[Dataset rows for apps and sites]
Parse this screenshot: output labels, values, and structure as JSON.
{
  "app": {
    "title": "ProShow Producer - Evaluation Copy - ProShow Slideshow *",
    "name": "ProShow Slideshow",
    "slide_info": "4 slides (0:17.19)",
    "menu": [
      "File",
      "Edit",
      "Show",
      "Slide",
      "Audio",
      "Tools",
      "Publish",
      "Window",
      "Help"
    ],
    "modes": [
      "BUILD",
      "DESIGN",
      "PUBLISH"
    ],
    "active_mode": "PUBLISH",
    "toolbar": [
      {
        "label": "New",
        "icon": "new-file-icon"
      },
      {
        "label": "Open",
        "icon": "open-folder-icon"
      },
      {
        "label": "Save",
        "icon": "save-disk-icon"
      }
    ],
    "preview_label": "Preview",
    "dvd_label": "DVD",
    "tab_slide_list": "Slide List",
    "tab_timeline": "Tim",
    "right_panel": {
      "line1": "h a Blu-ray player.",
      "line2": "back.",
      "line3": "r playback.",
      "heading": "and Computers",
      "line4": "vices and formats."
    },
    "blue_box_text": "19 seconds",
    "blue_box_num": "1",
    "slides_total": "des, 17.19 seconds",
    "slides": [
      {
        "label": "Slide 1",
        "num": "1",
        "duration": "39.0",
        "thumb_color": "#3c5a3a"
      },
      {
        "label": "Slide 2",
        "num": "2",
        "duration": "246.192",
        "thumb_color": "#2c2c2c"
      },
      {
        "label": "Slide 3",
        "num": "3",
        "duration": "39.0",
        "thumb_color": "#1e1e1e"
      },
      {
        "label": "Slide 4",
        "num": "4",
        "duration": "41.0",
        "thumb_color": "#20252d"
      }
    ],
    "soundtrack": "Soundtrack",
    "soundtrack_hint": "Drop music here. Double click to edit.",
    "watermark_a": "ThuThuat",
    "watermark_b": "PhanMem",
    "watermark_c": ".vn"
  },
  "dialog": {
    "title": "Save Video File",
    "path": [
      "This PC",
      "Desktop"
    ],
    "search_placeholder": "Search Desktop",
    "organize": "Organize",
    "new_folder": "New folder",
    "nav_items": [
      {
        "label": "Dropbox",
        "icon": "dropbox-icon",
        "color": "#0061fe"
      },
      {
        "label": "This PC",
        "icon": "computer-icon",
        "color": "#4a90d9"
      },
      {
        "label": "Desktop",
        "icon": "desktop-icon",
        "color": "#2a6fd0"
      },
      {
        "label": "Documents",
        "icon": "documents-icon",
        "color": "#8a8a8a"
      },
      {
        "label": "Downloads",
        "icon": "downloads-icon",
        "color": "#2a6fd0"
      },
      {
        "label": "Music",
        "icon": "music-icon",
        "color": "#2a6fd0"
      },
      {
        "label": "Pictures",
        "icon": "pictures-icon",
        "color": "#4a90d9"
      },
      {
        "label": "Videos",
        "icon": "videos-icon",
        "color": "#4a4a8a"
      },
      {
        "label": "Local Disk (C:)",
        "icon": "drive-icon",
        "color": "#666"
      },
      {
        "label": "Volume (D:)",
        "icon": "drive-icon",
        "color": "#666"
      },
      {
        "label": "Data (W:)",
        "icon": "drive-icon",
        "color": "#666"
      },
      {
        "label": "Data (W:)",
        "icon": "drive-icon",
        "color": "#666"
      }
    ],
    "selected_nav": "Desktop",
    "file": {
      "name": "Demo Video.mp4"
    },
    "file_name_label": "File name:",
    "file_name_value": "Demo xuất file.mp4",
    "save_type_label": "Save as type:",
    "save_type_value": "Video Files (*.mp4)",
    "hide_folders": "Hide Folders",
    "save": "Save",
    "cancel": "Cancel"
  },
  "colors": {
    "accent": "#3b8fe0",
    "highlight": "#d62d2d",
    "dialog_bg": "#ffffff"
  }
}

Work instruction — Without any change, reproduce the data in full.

Response —
Parse this screenshot: output labels, values, and structure as JSON.
{
  "app": {
    "title": "ProShow Producer - Evaluation Copy - ProShow Slideshow *",
    "name": "ProShow Slideshow",
    "slide_info": "4 slides (0:17.19)",
    "menu": [
      "File",
      "Edit",
      "Show",
      "Slide",
      "Audio",
      "Tools",
      "Publish",
      "Window",
      "Help"
    ],
    "modes": [
      "BUILD",
      "DESIGN",
      "PUBLISH"
    ],
    "active_mode": "PUBLISH",
    "toolbar": [
      {
        "label": "New",
        "icon": "new-file-icon"
      },
      {
        "label": "Open",
        "icon": "open-folder-icon"
      },
      {
        "label": "Save",
        "icon": "save-disk-icon"
      }
    ],
    "preview_label": "Preview",
    "dvd_label": "DVD",
    "tab_slide_list": "Slide List",
    "tab_timeline": "Tim",
    "right_panel": {
      "line1": "h a Blu-ray player.",
      "line2": "back.",
      "line3": "r playback.",
      "heading": "and Computers",
      "line4": "vices and formats."
    },
    "blue_box_text": "19 seconds",
    "blue_box_num": "1",
    "slides_total": "des, 17.19 seconds",
    "slides": [
      {
        "label": "Slide 1",
        "num": "1",
        "duration": "39.0",
        "thumb_color": "#3c5a3a"
      },
      {
        "label": "Slide 2",
        "num": "2",
        "duration": "246.192",
        "thumb_color": "#2c2c2c"
      },
      {
        "label": "Slide 3",
        "num": "3",
        "duration": "39.0",
        "thumb_color": "#1e1e1e"
      },
      {
        "label": "Slide 4",
        "num": "4",
        "duration": "41.0",
        "thumb_color": "#20252d"
      }
    ],
    "soundtrack": "Soundtrack",
    "soundtrack_hint": "Drop music here. Double click to edit.",
    "watermark_a": "ThuThuat",
    "watermark_b": "PhanMem",
    "watermark_c": ".vn"
  },
  "dialog": {
    "title": "Save Video File",
    "path": [
      "This PC",
      "Desktop"
    ],
    "search_placeholder": "Search Desktop",
    "organize": "Organize",
    "new_folder": "New folder",
    "nav_items": [
      {
        "label": "Dropbox",
        "icon": "dropbox-icon",
        "color": "#0061fe"
      },
      {
        "label": "This PC",
        "icon": "computer-icon",
        "color": "#4a90d9"
      },
      {
        "label": "Desktop",
        "icon": "desktop-icon",
        "color": "#2a6fd0"
      },
      {
        "label": "Documents",
        "icon": "documents-icon",
        "color": "#8a8a8a"
      },
      {
        "label": "Downloads",
        "icon": "downloads-icon",
        "color": "#2a6fd0"
      },
      {
        "label": "Music",
        "icon": "music-icon",
        "color": "#2a6fd0"
      },
      {
        "label": "Pictures",
        "icon": "pictures-icon",
        "color": "#4a90d9"
      },
      {
        "label": "Videos",
        "icon": "videos-icon",
        "color": "#4a4a8a"
      },
      {
        "label": "Local Disk (C:)",
        "icon": "drive-icon",
        "color": "#666"
      },
      {
        "label": "Volume (D:)",
        "icon": "drive-icon",
        "color": "#666"
      },
      {
        "label": "Data (W:)",
        "icon": "drive-icon",
        "color": "#666"
      },
      {
        "label": "Data (W:)",
        "icon": "drive-icon",
        "color": "#666"
      }
    ],
    "selected_nav": "Desktop",
    "file": {
      "name": "Demo Video.mp4"
    },
    "file_name_label": "File name:",
    "file_name_value": "Demo xuất file.mp4",
    "save_type_label": "Save as type:",
    "save_type_value": "Video Files (*.mp4)",
    "hide_folders": "Hide Folders",
    "save": "Save",
    "cancel": "Cancel"
  },
  "colors": {
    "accent": "#3b8fe0",
    "highlight": "#d62d2d",
    "dialog_bg": "#ffffff"
  }
}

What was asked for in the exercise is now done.